Chargers defensive coordinator John Pagano has taken notice of the new and improved Butler on the practice field, telling Judson Richards of The Chargers Power Hour on Xtra 1360 Fox Sports Radio, "Donald in the first five or six OTAs right now, you’re seeing a different player running around there—making plays and getting his hands on the football."
With health on his side and the improved focus shown in OTAs, Butler seems poised to get back to the player he was his first three seasons with the Chargers—the player they paid $51.8 million for back in March of 2014, per Spotrac.
A noticeably leaner Ingram has dropped 20 pounds, according to a report by Michael Gehlken of the San Diego Union-Tribune, and besides feeling great, Ingram is convinced the weight loss will have a positive impact on his game.
"Being at 260 or 265, 266, wasn't working, really," he said. "I felt quick but I kept getting injured. You've got to nitpick at your own body, your own self, your own game. ... I felt like playing lighter would be a better thing for me."
As Ingram alluded to, injuries have been a problem thus far in his career. He has missed 19 games over the past two seasons, keeping him from living up to expectations as a former first-round pick.
However, the Chargers have not yet thrown in the towel with Ingram. They picked up his fifth-year option in April, according to ESPN Insider Field Yates.

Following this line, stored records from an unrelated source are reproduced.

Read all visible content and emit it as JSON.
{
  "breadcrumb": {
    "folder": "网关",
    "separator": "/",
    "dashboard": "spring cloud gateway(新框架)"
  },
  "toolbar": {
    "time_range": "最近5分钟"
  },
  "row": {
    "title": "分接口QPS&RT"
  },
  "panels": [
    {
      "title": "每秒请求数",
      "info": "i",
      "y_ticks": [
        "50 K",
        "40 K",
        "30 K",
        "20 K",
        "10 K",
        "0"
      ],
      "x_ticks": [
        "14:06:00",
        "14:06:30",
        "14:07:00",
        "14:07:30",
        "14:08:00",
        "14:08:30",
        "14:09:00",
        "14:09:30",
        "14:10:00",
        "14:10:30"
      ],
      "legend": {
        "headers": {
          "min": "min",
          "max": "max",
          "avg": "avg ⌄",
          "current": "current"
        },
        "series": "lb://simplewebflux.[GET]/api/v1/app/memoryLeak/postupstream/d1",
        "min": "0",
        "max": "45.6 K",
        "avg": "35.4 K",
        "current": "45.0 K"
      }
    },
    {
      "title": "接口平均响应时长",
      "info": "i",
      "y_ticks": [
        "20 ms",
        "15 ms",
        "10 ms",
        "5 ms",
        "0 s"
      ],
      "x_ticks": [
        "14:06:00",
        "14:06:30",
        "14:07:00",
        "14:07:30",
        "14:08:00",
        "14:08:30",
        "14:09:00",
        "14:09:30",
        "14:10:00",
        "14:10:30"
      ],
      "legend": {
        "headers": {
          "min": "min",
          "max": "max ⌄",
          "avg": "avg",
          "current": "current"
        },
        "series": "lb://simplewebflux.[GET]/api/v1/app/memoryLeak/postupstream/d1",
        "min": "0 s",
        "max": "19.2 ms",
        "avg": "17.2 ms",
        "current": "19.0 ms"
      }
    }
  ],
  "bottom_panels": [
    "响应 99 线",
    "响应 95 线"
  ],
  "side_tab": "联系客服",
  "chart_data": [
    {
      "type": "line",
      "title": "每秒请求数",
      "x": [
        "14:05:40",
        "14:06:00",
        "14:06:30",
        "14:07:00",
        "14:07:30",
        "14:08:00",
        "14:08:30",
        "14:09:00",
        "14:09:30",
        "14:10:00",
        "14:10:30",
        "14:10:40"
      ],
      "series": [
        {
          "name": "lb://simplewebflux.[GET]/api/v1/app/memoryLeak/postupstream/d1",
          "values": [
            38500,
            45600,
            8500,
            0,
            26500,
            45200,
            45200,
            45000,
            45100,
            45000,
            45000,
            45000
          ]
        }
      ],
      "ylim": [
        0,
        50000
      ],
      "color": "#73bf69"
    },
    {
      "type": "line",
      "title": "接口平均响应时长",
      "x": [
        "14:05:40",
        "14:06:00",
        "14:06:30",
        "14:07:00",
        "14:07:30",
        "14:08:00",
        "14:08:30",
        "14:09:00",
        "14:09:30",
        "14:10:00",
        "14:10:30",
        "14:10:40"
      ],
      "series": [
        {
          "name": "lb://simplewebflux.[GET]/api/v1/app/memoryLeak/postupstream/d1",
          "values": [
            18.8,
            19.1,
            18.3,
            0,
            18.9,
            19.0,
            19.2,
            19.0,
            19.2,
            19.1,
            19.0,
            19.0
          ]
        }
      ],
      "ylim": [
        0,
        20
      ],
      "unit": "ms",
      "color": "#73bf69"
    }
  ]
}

Should he be able to stay healthy, Ingram could play his way into a new deal with the team.
San Diego's first-round investment didn't need very long to settle in with his new team. As Eric D. Williams of ESPN.com noted during the Chargers' rookie minicamp, Gordon "looked as good as advertised" in drills.
Head coach Mike McCoy also took notice of Gordon. "He did a nice job. We weren’t going full speed out there. But he made a few of those moves and those cuts," he said. "And you understand why we picked him where we did."
The former Wisconsin running back is expected to play a large role in the Chargers offense next season, and he appears ready to assume the workload left by Ryan Mathews.
Krasovic, who took in the first day of OTAs at Chargers Park, was quick to point out Verrett's performance in his report for the San Diego Union-Tribune. The second-year cornerback is recovering from November surgery for a torn shoulder labrum, which cut his rookie season short by 10 games.
With Shareece Wright now in San Francisco, Verrett has taken on responsibilities at starting right cornerback opposite Brandon Flowers, making it all the more important he stay healthy in 2015.
In the brief moments when he saw the field last year, Verrett flashed for the Chargers and is poised for a breakout season with more playing time.
Another player who has stood out in the eyes of Krasovic thus far in OTAs has been Johnson, the Chargers' newest receiver who was brought in to replace Eddie Royal. The eighth-year veteran comes over from San Francisco, where he was used sparingly in the 49ers offense.
By the looks of it, he and quarterback Philip Rivers are already developing a rapport on the practice field:
Philip Rivers to Stevie Johnson. https://t.co/b5NThGUdak— San Diego Chargers (@Chargers) May 26, 2015
At just 28 years old, Johnson is still in the prime of his career and not far off from the productive seasons he posted in Buffalo from 2010-12.